Potential conflicts become even more pronounced when the contract documents call for shear keys at wall-to-slab joints (Fig. 2). Not only does the shear key effectively increase the embedment of the waterstop in the slab, the concrete contractor must split the form for the shear key and install the shear key between the resulting form components. After the concrete hardens, it’s difficult to remove the form pieces without damaging the waterstop. It’s therefore a good idea to consider the use of alternate means for shear transfer at the cold joint, such as roughening the surface of the slab.
The three most common solutions to the interference are:
- Form a “starter” wall that raises the waterstop clear of the top slab bars;
- Deflect the top slab bars so they pass below the waterstop; and
- Lower the top slab bars to clear the waterstop.
The first option, shown in Fig. 4, is to form and place a small portion of the wall (called a starter wall) monolithically with the bottom slab, thus raising the waterstop sufficiently clear of the top steel in the slab. This may be the ideal solution from a designer’s viewpoint. Many builders consider it problematic, but others like having the starter wall to tighten the wall forms against.
The second option, shown in Fig. 5, is to deflect the top slab bars below the waterstop. For smaller-diameter bars, this can be accomplished by pushing the bars down at the waterstop location, but larger bars need to be bent by the fabricator in the shop. Because the moment capacity of the slab is reduced due to a smaller lever arm, this option works best if the negative moment in the slab is small. The end of the deflected top bar will be very low in the slab if it’s deflected at a steep angle or over a long distance. Therefore, this solution becomes less practical the farther the wall is from the slab edge, and it’s not practical at interior walls.
The third option, shown in Fig. 6, is to lower the top mat of steel to clear the waterstop. If the depth of the slab is not increased, this solution may require additional top bars in the slab because of the reduced effective steel depth. However, if the reinforcing quantity is controlled by creep and shrinkage or temperature requirements, the reduced moment capacity may not be a concern. For either the second or third option, a shear key will increase the required correction.
WHICH OPTION WORKS BEST

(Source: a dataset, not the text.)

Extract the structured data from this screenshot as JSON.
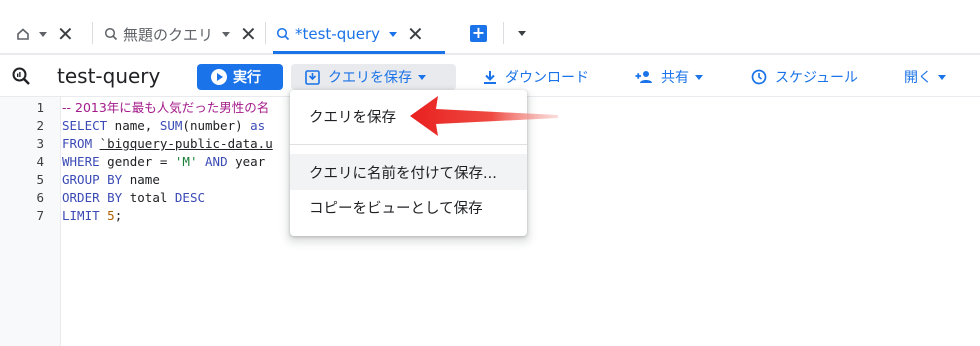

From a constructibility point of view, forming a starter wall is the best option when the slab has a large amount of top reinforcing bars, or when the wall is an interior wall. Forming the starter wall incurs a certain amount of cost, but can be offset by the savings due to better constructibility. If creep and shrinkage criteria control the steel quantity, or the bars are of a relatively large diameter and closely spaced, lowering the top layer of reinforcement in the slab to clear the waterstop may be a good option. For slabs with smaller-diameter bars, deflecting the top bars to clear the waterstop should only be considered if the reduced moment capacity of the slab is not a concern. No matter which option is selected, it’s best if the design engineer addresses the condition before the construction phase and indicates the preferred method on the contract documents.
Thanks to ACI member Dick Birley for his contributions to this article.